Moreover, in the present invention, the heavy liquid hydrocarbons discharged from the reactor 30 and passed through the filtration treatment may be supplied directly to the backwash liquid vessel 38 or the first fractionator 40, without being subjected to a treatment for removing at least a portion of any powdered catalyst particles contained within the heavy liquid hydrocarbons.

Further, in the embodiments described above, a portion of the filter elements 53 of the filter 52 are used for performing filtration, while the remaining filter elements 53 are subjected to the backwash treatment, meaning the filtration treatment and the backwash treatment are performed simultaneously in parallel, but the filtration treatment and the backwash treatment need not necessarily be performed simultaneously, and may also be performed alternately.

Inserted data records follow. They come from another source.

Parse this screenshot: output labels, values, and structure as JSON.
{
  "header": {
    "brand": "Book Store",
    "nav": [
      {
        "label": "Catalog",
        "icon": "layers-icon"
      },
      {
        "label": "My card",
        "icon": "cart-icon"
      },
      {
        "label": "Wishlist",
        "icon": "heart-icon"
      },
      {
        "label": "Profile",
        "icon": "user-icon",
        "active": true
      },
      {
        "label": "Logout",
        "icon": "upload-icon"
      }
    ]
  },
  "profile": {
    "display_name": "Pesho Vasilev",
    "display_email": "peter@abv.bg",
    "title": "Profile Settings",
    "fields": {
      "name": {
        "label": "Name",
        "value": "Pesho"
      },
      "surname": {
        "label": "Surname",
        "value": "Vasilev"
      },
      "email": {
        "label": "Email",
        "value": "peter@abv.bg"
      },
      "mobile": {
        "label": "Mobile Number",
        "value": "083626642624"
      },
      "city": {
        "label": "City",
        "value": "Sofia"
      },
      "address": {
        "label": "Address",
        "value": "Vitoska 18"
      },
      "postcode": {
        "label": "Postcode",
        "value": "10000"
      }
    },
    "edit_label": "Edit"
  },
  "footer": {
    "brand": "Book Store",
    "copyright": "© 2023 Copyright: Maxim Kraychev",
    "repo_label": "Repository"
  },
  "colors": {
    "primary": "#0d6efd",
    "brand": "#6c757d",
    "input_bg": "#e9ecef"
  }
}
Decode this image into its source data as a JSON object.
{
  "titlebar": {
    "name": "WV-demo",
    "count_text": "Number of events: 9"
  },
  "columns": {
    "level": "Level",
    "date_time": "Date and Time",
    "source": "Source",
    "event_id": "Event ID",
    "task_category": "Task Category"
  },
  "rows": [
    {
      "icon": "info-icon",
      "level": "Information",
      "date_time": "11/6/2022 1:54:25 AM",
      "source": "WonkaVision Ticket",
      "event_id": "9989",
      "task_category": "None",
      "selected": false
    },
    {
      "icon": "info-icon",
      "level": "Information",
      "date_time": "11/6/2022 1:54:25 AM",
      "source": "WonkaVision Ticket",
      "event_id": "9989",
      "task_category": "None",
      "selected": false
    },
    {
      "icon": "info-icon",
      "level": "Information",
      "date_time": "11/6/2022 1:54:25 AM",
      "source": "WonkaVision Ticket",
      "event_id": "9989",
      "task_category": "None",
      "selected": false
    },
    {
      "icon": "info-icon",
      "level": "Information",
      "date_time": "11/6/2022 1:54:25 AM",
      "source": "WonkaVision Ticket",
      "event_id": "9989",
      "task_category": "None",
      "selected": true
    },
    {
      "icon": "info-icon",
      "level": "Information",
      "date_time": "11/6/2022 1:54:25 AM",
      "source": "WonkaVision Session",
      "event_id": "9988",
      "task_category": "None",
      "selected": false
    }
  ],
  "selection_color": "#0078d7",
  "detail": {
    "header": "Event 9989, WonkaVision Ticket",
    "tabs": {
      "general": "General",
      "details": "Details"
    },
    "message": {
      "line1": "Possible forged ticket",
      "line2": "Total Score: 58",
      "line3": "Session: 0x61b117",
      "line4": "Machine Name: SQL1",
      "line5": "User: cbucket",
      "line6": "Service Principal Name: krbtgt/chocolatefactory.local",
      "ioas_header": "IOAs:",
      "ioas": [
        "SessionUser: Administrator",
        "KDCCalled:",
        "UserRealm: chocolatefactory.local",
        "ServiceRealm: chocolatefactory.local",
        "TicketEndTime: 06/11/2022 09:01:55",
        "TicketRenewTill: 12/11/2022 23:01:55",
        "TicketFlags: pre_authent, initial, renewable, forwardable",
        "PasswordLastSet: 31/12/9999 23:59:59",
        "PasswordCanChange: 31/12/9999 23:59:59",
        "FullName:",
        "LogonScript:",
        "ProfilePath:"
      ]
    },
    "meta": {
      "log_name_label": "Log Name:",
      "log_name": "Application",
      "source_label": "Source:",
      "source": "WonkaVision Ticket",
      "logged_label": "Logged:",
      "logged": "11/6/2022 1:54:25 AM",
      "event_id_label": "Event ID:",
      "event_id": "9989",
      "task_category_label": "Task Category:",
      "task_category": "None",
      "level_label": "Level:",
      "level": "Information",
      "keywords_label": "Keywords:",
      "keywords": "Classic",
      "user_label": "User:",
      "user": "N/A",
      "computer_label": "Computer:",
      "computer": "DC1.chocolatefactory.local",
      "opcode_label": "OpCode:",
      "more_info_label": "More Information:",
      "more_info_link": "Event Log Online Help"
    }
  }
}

Moreover, in the embodiments described above, a natural gas is used as the hydrocarbon feedstock that is supplied to the liquid fuel synthesis system 1, but other hydrocarbon feedstocks such as asphalt and residual oils may also be used.

Further, the above embodiments describe configurations in which the production method of the present invention is executed using the liquid fuel synthesis system 1, but the present invention can be applied to any method for producing hydrocarbons that synthesizes hydrocarbons via contact between a synthesis gas containing at least hydrogen gas and carbon monoxide as the main components, and a slurry containing catalyst particles.

While embodiments of the present invention have been described above with reference to the drawings, the specific configuration of the invention is not limited to these embodiments, and various design changes or the like are possible without departing from the scope of the present invention.

INDUSTRIAL APPLICABILITY

The present invention relates to a method for producing hydrocarbons by the Fischer-Tropsch synthesis reaction using a slurry bubble column reactor. According to the present invention, the production equipment can be reduced in size and simplified, and the amount of maintenance required for the equipment can be reduced.

DESCRIPTION OF THE REFERENCE SIGNS

  • 1: Liquid fuel synthesis system
  • 5: FT synthesis unit
  • 30: Slurry bubble column reactor (reactor)
  • 34: External catalyst separator
  • 36: Gas-liquid separator
  • 38: Backwash liquid vessel
  • 40: First fractionator
  • 52: Filter
  • 46: Filtration unit
  • 82: Discharge line
  • 83: Heat exchanger
  • 90: First line
  • 94: Secondary cooling unit